Records to process:
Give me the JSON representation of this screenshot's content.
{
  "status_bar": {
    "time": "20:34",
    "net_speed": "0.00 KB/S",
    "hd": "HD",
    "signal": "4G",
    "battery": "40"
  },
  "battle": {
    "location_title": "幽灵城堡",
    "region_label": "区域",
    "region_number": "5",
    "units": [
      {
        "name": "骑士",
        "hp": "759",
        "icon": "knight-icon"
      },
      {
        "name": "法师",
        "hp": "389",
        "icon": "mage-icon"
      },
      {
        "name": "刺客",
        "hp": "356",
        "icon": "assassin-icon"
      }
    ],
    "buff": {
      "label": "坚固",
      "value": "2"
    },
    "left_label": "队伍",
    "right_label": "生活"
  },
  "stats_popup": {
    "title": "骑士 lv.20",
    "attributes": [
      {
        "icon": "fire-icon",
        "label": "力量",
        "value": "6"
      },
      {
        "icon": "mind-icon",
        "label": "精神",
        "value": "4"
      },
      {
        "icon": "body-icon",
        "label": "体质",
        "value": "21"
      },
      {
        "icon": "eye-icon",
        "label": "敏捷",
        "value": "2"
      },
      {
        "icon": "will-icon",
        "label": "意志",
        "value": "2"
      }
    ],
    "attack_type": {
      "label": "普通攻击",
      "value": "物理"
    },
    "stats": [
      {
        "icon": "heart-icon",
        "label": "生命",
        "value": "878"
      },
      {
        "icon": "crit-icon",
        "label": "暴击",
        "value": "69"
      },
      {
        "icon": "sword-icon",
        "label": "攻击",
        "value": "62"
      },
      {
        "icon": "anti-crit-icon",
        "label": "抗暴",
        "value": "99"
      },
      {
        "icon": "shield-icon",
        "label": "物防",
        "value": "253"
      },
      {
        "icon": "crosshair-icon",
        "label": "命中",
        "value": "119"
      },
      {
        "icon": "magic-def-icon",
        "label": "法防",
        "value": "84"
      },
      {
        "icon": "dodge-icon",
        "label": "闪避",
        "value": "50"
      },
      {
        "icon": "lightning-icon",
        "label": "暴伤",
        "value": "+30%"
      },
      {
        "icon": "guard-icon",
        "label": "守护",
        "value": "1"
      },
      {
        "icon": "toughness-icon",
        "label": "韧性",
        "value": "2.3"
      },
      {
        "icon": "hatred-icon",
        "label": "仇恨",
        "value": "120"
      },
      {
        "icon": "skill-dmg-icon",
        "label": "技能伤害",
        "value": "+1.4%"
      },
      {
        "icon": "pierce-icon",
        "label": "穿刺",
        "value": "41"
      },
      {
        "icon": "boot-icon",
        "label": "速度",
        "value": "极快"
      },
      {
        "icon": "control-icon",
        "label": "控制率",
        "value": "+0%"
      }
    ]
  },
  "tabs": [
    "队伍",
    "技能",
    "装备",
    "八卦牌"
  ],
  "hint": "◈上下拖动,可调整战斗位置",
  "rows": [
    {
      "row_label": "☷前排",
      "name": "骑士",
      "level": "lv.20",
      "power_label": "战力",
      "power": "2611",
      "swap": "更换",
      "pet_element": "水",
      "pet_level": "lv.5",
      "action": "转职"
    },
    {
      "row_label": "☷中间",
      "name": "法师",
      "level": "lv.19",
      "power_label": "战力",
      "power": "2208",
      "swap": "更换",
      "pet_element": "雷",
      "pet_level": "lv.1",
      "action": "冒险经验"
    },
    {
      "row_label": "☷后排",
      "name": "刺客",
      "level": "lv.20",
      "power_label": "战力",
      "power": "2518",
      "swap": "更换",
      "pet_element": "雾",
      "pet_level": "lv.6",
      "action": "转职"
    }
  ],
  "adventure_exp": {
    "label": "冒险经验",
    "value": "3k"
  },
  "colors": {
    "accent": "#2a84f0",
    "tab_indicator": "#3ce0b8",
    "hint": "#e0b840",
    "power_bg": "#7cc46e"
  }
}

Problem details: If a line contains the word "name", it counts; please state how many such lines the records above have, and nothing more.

Your response: 6